Daniel Lynch was sent back to Triple-A after three poor starts. Jackson Kowar was sent back to Triple-A after two poor starts and one poor relief appearance. Both players were told to work on something mechanical to fix their problems. This raises a question. If there was a mechanical problem that was noticed in their major league stints, why wasn’t this noticed and corrected at the minor league level before they were promoted to the major leagues? The truth is that the mechanics argument is garbage.
Prospects are promoted to the major leagues because the club feels they are ready to be successful at that level and can help the team. Why else would you promote a player to the majors? Nobody calls up a player they feel isn’t ready.
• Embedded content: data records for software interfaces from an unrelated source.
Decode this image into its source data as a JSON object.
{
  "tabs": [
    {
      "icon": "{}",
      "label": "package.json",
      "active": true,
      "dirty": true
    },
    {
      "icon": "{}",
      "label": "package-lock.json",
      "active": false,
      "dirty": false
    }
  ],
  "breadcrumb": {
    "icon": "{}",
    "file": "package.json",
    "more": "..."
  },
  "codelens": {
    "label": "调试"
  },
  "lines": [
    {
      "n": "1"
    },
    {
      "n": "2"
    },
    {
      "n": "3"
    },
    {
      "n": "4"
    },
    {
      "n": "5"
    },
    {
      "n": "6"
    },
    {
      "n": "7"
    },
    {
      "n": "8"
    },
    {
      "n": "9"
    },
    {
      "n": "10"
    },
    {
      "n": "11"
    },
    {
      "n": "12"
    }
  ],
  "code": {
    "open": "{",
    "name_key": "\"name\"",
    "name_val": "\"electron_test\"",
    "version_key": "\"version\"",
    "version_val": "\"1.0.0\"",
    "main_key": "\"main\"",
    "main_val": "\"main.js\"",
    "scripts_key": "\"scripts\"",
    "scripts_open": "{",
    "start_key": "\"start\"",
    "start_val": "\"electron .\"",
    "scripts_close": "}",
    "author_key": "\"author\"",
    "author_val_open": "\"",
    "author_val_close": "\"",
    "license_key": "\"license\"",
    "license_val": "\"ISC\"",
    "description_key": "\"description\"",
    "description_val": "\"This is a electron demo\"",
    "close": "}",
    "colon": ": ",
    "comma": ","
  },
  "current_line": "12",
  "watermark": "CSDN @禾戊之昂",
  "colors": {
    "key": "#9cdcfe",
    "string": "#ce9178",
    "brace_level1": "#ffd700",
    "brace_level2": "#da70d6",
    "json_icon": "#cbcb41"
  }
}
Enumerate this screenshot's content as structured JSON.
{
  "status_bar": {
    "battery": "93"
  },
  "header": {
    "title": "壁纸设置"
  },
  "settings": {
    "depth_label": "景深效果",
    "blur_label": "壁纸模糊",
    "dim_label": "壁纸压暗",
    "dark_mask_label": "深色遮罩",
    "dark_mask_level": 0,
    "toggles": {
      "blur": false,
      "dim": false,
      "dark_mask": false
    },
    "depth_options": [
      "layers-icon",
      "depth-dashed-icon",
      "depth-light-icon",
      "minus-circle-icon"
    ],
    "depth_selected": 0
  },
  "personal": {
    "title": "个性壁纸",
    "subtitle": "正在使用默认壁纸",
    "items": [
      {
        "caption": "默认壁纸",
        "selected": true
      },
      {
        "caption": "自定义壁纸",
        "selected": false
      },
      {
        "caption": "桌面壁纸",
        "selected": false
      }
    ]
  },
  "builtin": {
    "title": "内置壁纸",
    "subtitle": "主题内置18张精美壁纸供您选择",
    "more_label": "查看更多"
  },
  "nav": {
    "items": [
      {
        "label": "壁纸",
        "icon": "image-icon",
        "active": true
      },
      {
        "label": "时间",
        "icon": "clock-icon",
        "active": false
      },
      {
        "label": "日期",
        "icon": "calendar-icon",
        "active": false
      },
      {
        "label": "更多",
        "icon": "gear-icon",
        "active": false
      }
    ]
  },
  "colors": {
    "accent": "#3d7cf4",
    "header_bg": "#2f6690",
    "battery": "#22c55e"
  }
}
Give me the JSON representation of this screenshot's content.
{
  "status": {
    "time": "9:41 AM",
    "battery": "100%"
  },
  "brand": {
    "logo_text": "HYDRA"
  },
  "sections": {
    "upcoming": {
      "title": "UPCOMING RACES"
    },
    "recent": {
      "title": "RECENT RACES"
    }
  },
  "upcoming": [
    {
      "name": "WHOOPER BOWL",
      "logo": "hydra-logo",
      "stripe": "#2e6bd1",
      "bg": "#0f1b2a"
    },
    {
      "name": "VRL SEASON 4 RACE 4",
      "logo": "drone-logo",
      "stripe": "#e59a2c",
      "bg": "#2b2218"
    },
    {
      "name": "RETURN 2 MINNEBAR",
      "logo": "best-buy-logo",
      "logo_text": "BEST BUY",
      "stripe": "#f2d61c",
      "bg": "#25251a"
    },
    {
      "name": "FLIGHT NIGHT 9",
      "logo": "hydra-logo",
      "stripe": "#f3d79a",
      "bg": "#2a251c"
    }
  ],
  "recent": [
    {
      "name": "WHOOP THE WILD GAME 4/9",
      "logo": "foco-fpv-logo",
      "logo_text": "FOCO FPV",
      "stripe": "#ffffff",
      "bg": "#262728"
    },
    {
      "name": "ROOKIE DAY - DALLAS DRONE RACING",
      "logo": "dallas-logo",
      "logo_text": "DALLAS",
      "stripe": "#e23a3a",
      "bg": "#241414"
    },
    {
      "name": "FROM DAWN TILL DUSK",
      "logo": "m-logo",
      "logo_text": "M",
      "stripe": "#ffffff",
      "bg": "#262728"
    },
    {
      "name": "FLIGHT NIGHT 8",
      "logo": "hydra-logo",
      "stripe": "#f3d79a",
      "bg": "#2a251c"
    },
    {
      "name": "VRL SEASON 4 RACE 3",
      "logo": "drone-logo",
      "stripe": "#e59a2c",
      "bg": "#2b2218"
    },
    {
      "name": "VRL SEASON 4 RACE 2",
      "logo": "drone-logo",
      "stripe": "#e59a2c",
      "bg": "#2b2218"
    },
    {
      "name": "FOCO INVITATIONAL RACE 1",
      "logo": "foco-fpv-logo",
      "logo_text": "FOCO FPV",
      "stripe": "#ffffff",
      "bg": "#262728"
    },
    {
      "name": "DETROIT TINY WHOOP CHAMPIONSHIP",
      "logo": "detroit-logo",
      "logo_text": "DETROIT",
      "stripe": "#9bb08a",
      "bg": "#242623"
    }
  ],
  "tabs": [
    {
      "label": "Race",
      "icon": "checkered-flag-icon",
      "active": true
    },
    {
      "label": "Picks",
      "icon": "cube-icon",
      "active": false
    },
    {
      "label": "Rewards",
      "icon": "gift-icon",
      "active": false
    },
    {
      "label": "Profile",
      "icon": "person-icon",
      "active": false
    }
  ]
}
So the Royals thought Lynch and Kowar were ready to successfully contribute at the major league level. Both had success at the minor league level. Both failed miserably in their major league stints. And both were told to work on mechanics in Triple-A to get back to the show.
Mike Matheny recently discussed Kowar’s checklist to return to the majors. He specifically mentioned Kowar’s extension and stride length. Those are two measurables that could have been known at the minor league level. Why did the Royals not identify these problems before Kowar was promoted?
The fact is that Kowar wasn’t struggling in Triple-A so there was no reason, in their minds, to dig deeper. Except, if this is true, there is a reason. When Kowar was promoted, his service time started to accrue. If the Royals really believe what they are now saying, why would they promote a player with mechanics problems? Mechanics are either not the reason for recent prospect failures, or the Royals failed at checking the mechanics of their prospects. Did their mechanics change when they reached the major leagues?
And why aren’t we hearing about mechanics problems with Brad Keller? He has been terrible. What’s the excuse for him? The Royals can blame the minor league staff for not fixing Kowar’s and Lynch’s mechanics, but who do they blame if they say Keller has problems with his mechanics?
So now the club has sent Kowar back to the minor leagues to work on a problem they never identified the first time around before his initial promotion. So will they do better this time? No. Kowar will make slight mechanical adjustments. He will have success. He will be promoted back to the major league club, and it would be hard to see him not having better results.
So the Royals will claim that they saw a problem, he worked his tail off to fix it with the help of the minor league staff, and then they brought him back to the majors and he was successful. To them that’s successful player development.
Or things could go wrong. Kowar could injure himself after trying to make mechanical changes that aren’t needed and he ends his career having never returned to the majors. If that happens, the club will say that Kowar just never got it.
Regardless of the outcome, and it will likely be somewhere between the two scenarios I provided, the club will never be wrong in their eyes. You see, they have a way to develop players that works in their minds. If a player doesn’t have a long major league career, there was a flaw in the player.
But wait. Doesn’t this contradict my view recently that the Royals don’t have a player development problem? No, it doesn’t. See, the Royals don’t have a problem bringing a player to the major leagues any more than any other team. Well, maybe the Tampa Bay Rays and Oakland Athletics are better at it. But overall, the Royals are like almost everybody else. The problem is that most every team struggles with this.
Mechanics in baseball are the fallback excuse for everything. Struggling on the mound? Bad mechanics. Struggling at the plate? Bad mechanics. Meanwhile, there are players who don’t follow the current trend in mechanics who go to the Hall of Fame. It’s not about mechanics. It’s about being able to perform. Baseball needs to build more ball players and fewer robots.
Fix baseball? MLB is working on a plan (Jesse Rogers)
Thanks for reading…